If I may be permitted, Mr. Speaker, in that regard I can announce today the conclusions of an urgent review into protected vehicles for operations, particularly in Iraq. We have identified three complementary ways forward, two of which build on and accelerate work that is ongoing, and the third is new. They will be funded from an acceleration of existing funding and, in part, from substantial new funding from the Treasury for Iraq and Afghanistan. I have set out the details in a written statement. Briefly, we are ordering 100 new Vector vehicles, 70 FV430 vehicles beyond the 54 already ordered, and about 100 new Cougar wheeled armoured vehicles for both theatres.
The Prime Minister recently underlined the threat to our troops in Iraq from Iranian-backed militias and Iranian-supplied weapons. I am delighted that the Minister has today announced that we are going to upgrade the armoured vehicle fleet available to our troops to protect them from that threat. However, the wheeled armoured vehicles that he has ordered will not be ready for deployment until the end of this year. What consideration was given to the procurement of battle-ready RG31 protected patrol vehicles?
We gave serious consideration to all the vehicles that were available.
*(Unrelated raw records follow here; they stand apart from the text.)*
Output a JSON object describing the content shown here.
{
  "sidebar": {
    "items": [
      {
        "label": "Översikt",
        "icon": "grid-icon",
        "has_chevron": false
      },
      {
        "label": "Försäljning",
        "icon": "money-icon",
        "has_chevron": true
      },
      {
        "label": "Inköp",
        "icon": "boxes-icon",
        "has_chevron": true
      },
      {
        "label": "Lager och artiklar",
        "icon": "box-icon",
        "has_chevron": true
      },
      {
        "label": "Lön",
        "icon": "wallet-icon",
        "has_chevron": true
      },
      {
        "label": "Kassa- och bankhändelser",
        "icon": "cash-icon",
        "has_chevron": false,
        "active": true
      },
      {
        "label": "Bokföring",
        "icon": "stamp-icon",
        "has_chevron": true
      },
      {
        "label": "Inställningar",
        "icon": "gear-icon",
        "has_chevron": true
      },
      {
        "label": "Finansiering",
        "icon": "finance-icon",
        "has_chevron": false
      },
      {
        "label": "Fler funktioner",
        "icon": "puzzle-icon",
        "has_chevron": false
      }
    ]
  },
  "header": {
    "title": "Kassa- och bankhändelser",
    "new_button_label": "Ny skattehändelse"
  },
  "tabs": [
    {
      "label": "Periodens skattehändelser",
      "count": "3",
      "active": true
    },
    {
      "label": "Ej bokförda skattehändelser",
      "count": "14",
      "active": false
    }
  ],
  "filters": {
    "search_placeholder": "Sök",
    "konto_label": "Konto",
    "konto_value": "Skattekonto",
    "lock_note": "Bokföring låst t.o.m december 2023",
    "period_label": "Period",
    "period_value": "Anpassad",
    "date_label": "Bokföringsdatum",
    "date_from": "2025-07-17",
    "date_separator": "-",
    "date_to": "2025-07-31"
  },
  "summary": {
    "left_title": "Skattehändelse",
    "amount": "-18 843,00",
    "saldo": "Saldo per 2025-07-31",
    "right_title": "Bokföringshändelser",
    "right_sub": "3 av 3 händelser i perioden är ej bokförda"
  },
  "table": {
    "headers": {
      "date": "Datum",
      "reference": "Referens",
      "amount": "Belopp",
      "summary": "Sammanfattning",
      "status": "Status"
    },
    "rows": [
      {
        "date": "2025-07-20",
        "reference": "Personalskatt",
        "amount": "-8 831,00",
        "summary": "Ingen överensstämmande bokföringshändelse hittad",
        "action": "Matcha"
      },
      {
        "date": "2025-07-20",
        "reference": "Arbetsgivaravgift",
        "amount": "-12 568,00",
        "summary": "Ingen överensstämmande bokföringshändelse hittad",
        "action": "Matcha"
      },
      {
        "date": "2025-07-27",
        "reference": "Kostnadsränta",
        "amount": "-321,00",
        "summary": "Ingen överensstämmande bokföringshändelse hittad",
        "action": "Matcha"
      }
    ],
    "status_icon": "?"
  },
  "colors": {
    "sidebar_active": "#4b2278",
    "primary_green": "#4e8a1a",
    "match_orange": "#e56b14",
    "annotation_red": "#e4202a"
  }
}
Thanks to the work that we were able to do with the Americans, and thanks particularly to significant work that my hon. Friend Lord Drayson was able to perform, we were able to identify about 100 Cougar vehicles to which the Americans were prepared to allow us to have access. We chose those because up-armoured, with electronic counter-measures added and with Bowman radios fitted, we believe that they would be the best protected mid-range vehicles in theatre. We made an objective decision to choose them instead of the RG31s. Had we chosen the RG31s, we would have had to fit ECMs and Bowman to them and possibly to up-armour them. In any event, the earliest possible time that we can get them into theatre is in the context of the six-month period of the next two roulements for Iraq and for Afghanistan. It physically could not be done any more quickly with any vehicle.
The Government have seen fit to finance a reserve battalion for Iraq stationed in Cyprus. The Secretary of State mentioned an unprecedented level of violence, which would seem to suggest that those reserves could be needed at any moment. Almost half the combat power of the 2nd Battalion the Royal Regiment of Fusiliers has been sent to Afghanistan, not Iraq. Have we run out of money or run out of soldiers?
We have not run out of either money or soldiers. My announcement today, coupled with others that I have made about urgent operational requirements for both our theatres, show that, when resources are necessary, we will find them.
The deployment of individual soldiers is a matter for the Army. Identifying the appropriate troops, from whatever service, is entirely a matter for the services.
Given the tempo of operations in Afghanistan and the necessary cost that that implies, and given that the Secretary of State has confirmed that, before next year’s comprehensive spending review, no strategic defence review or review of defence planning assumptions will take place, is he confident that the Chancellor will continue to fund the current or possibly increased tempo of operations in Iraq and Afghanistan from a special reserve, or will the costs fall on the regular defence budget?
The hon. Gentleman has no reason to believe that the Treasury will not respond to the requests for additional resources for theatre and give access to the special reserve appropriately for them. There has been no occasion on which the Treasury has denied that access and there is no reason for the hon. Gentleman to start baseless speculation that that is likely to happen in future.